It was the finding of the National Commission on the other hand that the Policy was only applicable on supplies made from the two locations at Silvassa. As regards financial limit of the Policy, the Appellants’ stand before the National Commission was that there was available coverage of Rs. 3.89 Crores to accommodate their claim. On this count, the observation of the National Commission was that if exhaustion of the coverage limit was the sole reason for repudiation of the claim, the matter could have been remanded to the State Commission for the decision of the Complaint on merits.

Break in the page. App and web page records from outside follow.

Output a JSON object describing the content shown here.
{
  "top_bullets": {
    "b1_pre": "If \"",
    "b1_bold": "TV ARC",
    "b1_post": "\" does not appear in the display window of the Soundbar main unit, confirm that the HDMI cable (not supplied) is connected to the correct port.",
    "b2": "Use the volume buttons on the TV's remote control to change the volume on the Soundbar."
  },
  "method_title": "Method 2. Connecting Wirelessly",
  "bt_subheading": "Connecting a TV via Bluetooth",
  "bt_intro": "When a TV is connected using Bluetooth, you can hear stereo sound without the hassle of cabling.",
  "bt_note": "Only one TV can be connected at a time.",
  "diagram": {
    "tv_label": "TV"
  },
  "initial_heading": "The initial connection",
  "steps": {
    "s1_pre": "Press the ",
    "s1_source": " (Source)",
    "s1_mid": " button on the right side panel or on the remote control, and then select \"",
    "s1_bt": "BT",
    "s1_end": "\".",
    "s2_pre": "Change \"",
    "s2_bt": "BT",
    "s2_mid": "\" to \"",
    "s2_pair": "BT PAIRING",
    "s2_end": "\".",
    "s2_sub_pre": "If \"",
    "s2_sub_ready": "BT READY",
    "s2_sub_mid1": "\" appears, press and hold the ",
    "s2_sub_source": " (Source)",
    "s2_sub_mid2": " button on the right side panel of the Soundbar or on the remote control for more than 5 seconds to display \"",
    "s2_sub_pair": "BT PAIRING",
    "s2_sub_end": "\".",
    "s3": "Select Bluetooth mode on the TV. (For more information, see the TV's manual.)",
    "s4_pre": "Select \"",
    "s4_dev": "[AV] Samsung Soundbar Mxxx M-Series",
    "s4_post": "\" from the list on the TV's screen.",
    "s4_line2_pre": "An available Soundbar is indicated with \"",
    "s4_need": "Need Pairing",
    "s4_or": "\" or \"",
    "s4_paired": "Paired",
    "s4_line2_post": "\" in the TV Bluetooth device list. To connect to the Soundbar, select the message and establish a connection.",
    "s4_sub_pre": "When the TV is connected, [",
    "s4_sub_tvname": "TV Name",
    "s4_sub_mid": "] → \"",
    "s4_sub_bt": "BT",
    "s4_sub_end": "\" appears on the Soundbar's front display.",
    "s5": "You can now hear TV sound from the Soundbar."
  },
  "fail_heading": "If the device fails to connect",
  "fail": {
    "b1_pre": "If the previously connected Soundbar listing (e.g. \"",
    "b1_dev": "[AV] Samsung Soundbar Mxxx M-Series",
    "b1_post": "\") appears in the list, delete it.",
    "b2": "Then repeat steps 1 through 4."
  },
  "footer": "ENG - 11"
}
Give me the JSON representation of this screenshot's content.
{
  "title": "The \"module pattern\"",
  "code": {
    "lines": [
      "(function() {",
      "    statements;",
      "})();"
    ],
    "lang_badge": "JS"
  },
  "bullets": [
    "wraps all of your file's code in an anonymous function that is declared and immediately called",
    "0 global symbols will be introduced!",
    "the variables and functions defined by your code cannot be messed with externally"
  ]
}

In our opinion, that was the course which ought to have been directed by the National Commission because the only ground on which repudiation of the claim was made was lack of financial coverage.
Thus, following the ratio of the decision of the Coordinate Bench in the case of Saurashtra Chemicals Ltd. v. National Insurance Co. Ltd. [(2019) 19 SCC 70], the National Commission ought not to have gone beyond the grounds of repudiation and into the nature of coverage, which according to the National Commission had effectively changed from “anywhere in India to anywhere in India” to a sales turnover Policy, limiting the Policy coverage of the subject goods from the points of departure at the two locations at Silvassa.
Under these circumstances, we set aside the decisions of the National Commission as also of that State Commission and remand the matter to the State Commission for taking a decision afresh on the claim of the Appellants on the grounds which formed the basis of repudiation and determine as to whether at the material point of time there was sufficient balance to cover the claim on account of declaration made as regards loss suffered by the Appellants.”
Thus, the Apex Court remanded the matter to the State Commission for taking a decision afresh on the claim of the Appellants and to determine as to whether at the material point of time there was sufficient balance to cover the claim on account of declaration made as regards loss suffered by the Appellants.
The Indian Lawyer